> **Stored data**
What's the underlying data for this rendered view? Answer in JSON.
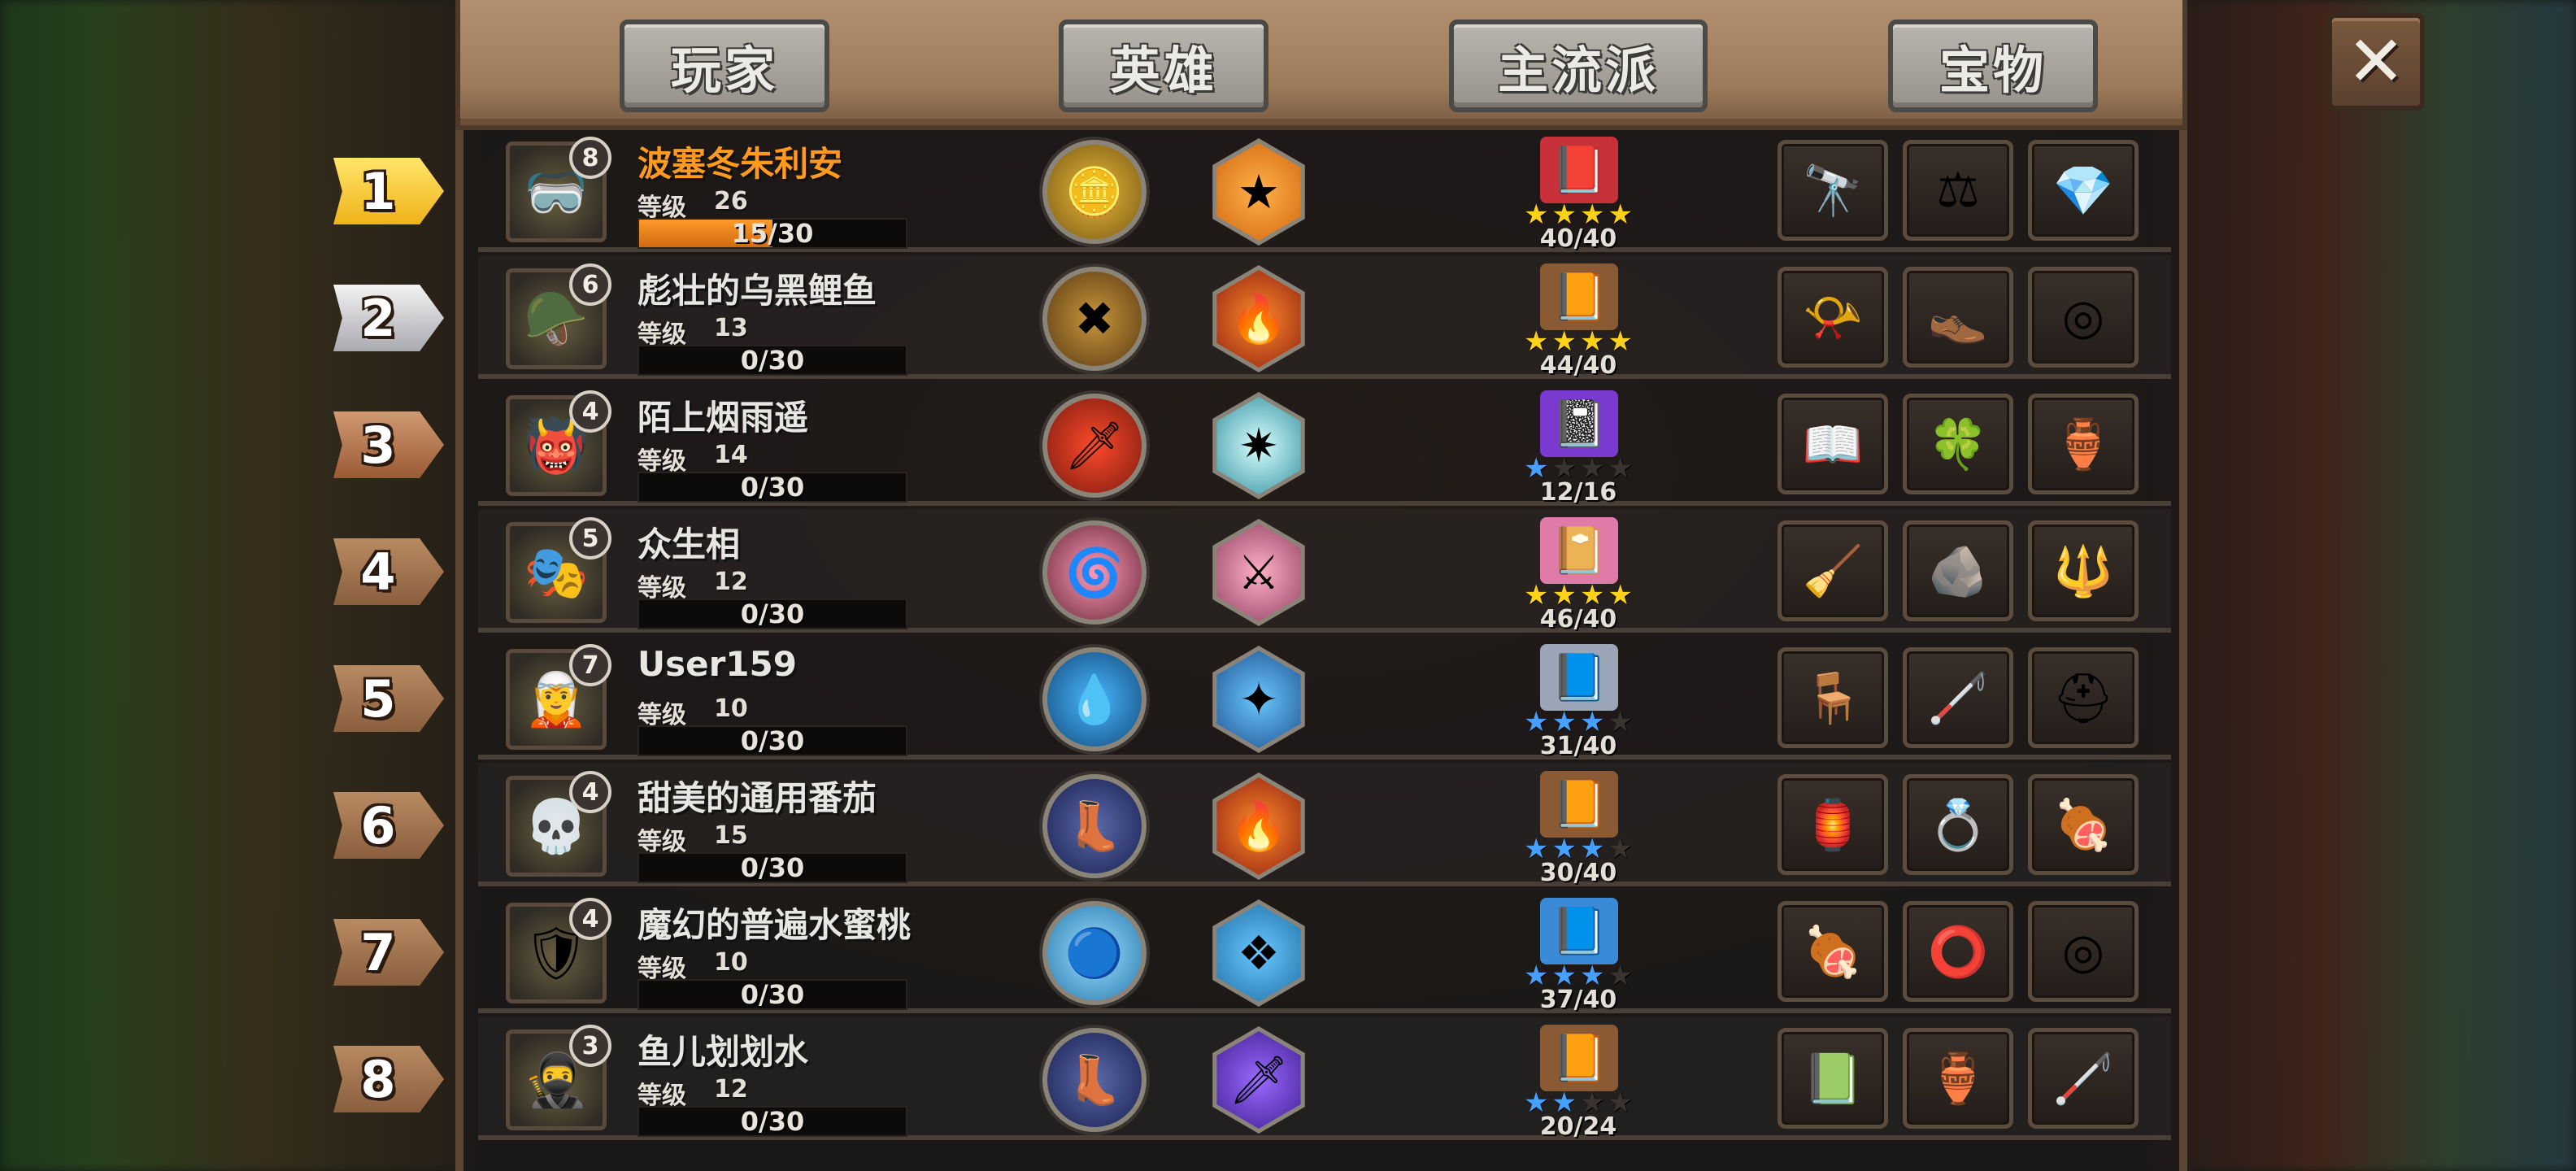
{
  "tabs": {
    "player": "玩家",
    "hero": "英雄",
    "main_school": "主流派",
    "treasure": "宝物"
  },
  "close_label": "✕",
  "level_label": "等级",
  "rows": [
    {
      "rank": "1",
      "name": "波塞冬朱利安",
      "level_badge": "8",
      "level": "26",
      "xp": "15/30",
      "xp_fraction": 0.5,
      "avatar_icon": "goggle-hero-icon",
      "skill1_icon": "gold-coins-icon",
      "skill2_icon": "gold-medal-icon",
      "book_icon": "red-book-icon",
      "stars_filled": 4,
      "star_color": "gold",
      "school": "40/40",
      "treasures": [
        "telescope-icon",
        "scales-icon",
        "dark-gem-icon"
      ]
    },
    {
      "rank": "2",
      "name": "彪壮的乌黑鲤鱼",
      "level_badge": "6",
      "level": "13",
      "xp": "0/30",
      "xp_fraction": 0,
      "avatar_icon": "mohawk-warrior-icon",
      "skill1_icon": "crossed-wood-icon",
      "skill2_icon": "fire-burst-icon",
      "book_icon": "brown-book-icon",
      "stars_filled": 4,
      "star_color": "gold",
      "school": "44/40",
      "treasures": [
        "horn-icon",
        "red-boot-icon",
        "silver-coin-icon"
      ]
    },
    {
      "rank": "3",
      "name": "陌上烟雨遥",
      "level_badge": "4",
      "level": "14",
      "xp": "0/30",
      "xp_fraction": 0,
      "avatar_icon": "green-ogre-icon",
      "skill1_icon": "sword-strike-icon",
      "skill2_icon": "ice-spark-icon",
      "book_icon": "purple-book-icon",
      "stars_filled": 1,
      "star_color": "blue",
      "school": "12/16",
      "treasures": [
        "spell-book-icon",
        "clover-icon",
        "jade-amulet-icon"
      ]
    },
    {
      "rank": "4",
      "name": "众生相",
      "level_badge": "5",
      "level": "12",
      "xp": "0/30",
      "xp_fraction": 0,
      "avatar_icon": "masked-knight-icon",
      "skill1_icon": "pink-vortex-icon",
      "skill2_icon": "pink-slash-icon",
      "book_icon": "pink-book-icon",
      "stars_filled": 4,
      "star_color": "gold",
      "school": "46/40",
      "treasures": [
        "broom-icon",
        "dark-stone-icon",
        "spear-icon"
      ]
    },
    {
      "rank": "5",
      "name": "User159",
      "level_badge": "7",
      "level": "10",
      "xp": "0/30",
      "xp_fraction": 0,
      "avatar_icon": "blue-mage-icon",
      "skill1_icon": "water-swirl-icon",
      "skill2_icon": "blue-sparkle-icon",
      "book_icon": "grey-book-icon",
      "stars_filled": 3,
      "star_color": "blue",
      "school": "31/40",
      "treasures": [
        "table-icon",
        "staff-icon",
        "horned-helmet-icon"
      ]
    },
    {
      "rank": "6",
      "name": "甜美的通用番茄",
      "level_badge": "4",
      "level": "15",
      "xp": "0/30",
      "xp_fraction": 0,
      "avatar_icon": "hooded-skull-icon",
      "skill1_icon": "green-boot-icon",
      "skill2_icon": "fire-burst-icon",
      "book_icon": "brown-book-icon",
      "stars_filled": 3,
      "star_color": "blue",
      "school": "30/40",
      "treasures": [
        "lantern-icon",
        "ring-icon",
        "meat-crate-icon"
      ]
    },
    {
      "rank": "7",
      "name": "魔幻的普遍水蜜桃",
      "level_badge": "4",
      "level": "10",
      "xp": "0/30",
      "xp_fraction": 0,
      "avatar_icon": "violet-knight-icon",
      "skill1_icon": "ice-orb-icon",
      "skill2_icon": "ice-crystal-icon",
      "book_icon": "blue-book-icon",
      "stars_filled": 3,
      "star_color": "blue",
      "school": "37/40",
      "treasures": [
        "meat-crate-icon",
        "silver-ring-icon",
        "silver-coin-icon"
      ]
    },
    {
      "rank": "8",
      "name": "鱼儿划划水",
      "level_badge": "3",
      "level": "12",
      "xp": "0/30",
      "xp_fraction": 0,
      "avatar_icon": "dark-hood-icon",
      "skill1_icon": "green-boot-icon",
      "skill2_icon": "kunai-icon",
      "book_icon": "brown-book-icon",
      "stars_filled": 2,
      "star_color": "blue",
      "school": "20/24",
      "treasures": [
        "green-book-icon",
        "jade-amulet-icon",
        "staff-icon"
      ]
    }
  ]
}
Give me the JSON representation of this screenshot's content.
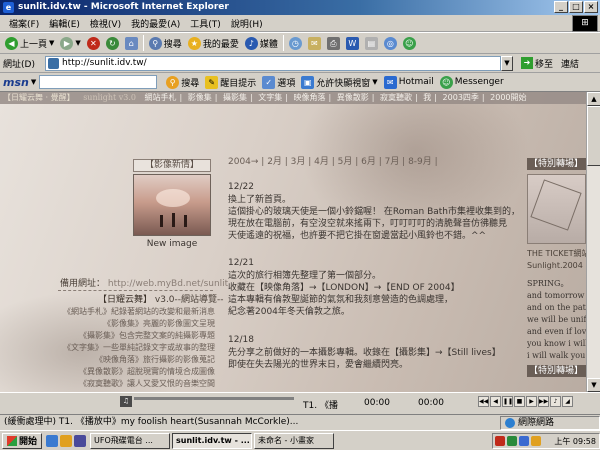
{
  "window": {
    "title": "sunlit.idv.tw - Microsoft Internet Explorer",
    "app_icon": "e",
    "btn_minimize": "_",
    "btn_maximize": "□",
    "btn_close": "×"
  },
  "menu": [
    "檔案(F)",
    "編輯(E)",
    "檢視(V)",
    "我的最愛(A)",
    "工具(T)",
    "說明(H)"
  ],
  "toolbar": {
    "back": "上一頁",
    "search": "搜尋",
    "favorites": "我的最愛",
    "media": "媒體"
  },
  "address": {
    "label": "網址(D)",
    "value": "http://sunlit.idv.tw/",
    "go": "移至",
    "links": "連結"
  },
  "msn": {
    "logo": "msn",
    "search": "搜尋",
    "highlight": "醒目提示",
    "options": "選項",
    "popup": "允許快顯視窗",
    "hotmail": "Hotmail",
    "messenger": "Messenger"
  },
  "site": {
    "nav": [
      "【日耀云舞 · 覺醒】",
      "sunlight v3.0",
      "網站手札",
      "影像集",
      "攝影集",
      "文字集",
      "映像角落",
      "異像散影",
      "寂寞聽歌",
      "我",
      "2003四季",
      "2000開始"
    ],
    "months": "2004→ | 2月 | 3月 | 4月 | 5月 | 6月 | 7月 | 8-9月 |",
    "new_box_title": "【影像新情】",
    "new_image": "New image",
    "backup_label": "備用網址：",
    "backup_url": "http://web.myBd.net/sunlit",
    "sun_title": "【日耀云舞】",
    "sun_version": "v3.0--網站導覽--",
    "left_lines": [
      "《網站手札》紀錄著網站的改變和最新消息",
      "《影像集》亮麗的影像圖文呈現",
      "《攝影集》包含完整文案的純攝影專題",
      "《文字集》一些單純記錄文字或故事的整理",
      "《映像角落》旅行攝影的影像蒐記",
      "《異像散影》超脫現實的情境合成圖像",
      "《寂寞聽歌》讓人又愛又恨的音樂空間"
    ],
    "entries": [
      {
        "date": "12/22",
        "lines": [
          "換上了新首頁。",
          "這個掛心的玻璃天使是一個小鈴鐺喔！ 在Roman Bath市集裡收集到的，",
          "現在放在電腦前，有空沒空就來搖兩下，叮叮叮叮的清脆聲音仿彿聽見",
          "天使遙遠的祝福，也許要不把它掛在窗邊當起小風鈴也不錯。^^"
        ]
      },
      {
        "date": "12/21",
        "lines": [
          "這次的旅行相簿先整理了第一個部分。",
          "收藏在【映像角落】→【LONDON】→【END OF 2004】",
          "這本專輯有倫敦聖誕節的氣氛和我刻意營造的色調處理，",
          "紀念著2004年冬天倫敦之旅。"
        ]
      },
      {
        "date": "12/18",
        "lines": [
          "先分享之前做好的一本攝影專輯。收錄在【攝影集】→【Still lives】",
          "",
          "即使在失去陽光的世界末日，愛會繼續閃亮。"
        ]
      }
    ],
    "right_title_1": "【特別轉場】",
    "right_caption_1": "THE TICKET網站",
    "right_caption_2": "Sunlight.2004",
    "right_poem": [
      "SPRING。",
      "and tomorrow the su",
      "and on the path we'l",
      "we will be unified a",
      "and even if love is s",
      "you know i will wal",
      "i will walk you all t"
    ],
    "right_title_2": "【特別轉場】"
  },
  "media": {
    "title": "T1. 《播",
    "time_now": "00:00",
    "time_total": "00:00"
  },
  "status": {
    "text": "(緩衝處理中) T1. 《播放中》my foolish heart(Susannah McCorkle)...",
    "zone": "網際網路"
  },
  "taskbar": {
    "start": "開始",
    "tasks": [
      "UFO飛碟電台 ...",
      "sunlit.idv.tw - ...",
      "未命名 - 小畫家"
    ],
    "clock": "上午 09:58"
  },
  "colors": {
    "title_gradient_start": "#0a246a",
    "accent_brown": "#6a5e56",
    "page_bg": "#d6ccc4"
  }
}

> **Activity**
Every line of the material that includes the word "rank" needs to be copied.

> **Result of this task**
      "rank": "1",
      "rank": "2",
      "rank": "3",
      "rank": "4",
      "rank": "5",
      "rank": "6",
      "rank": "7",
      "rank": "8",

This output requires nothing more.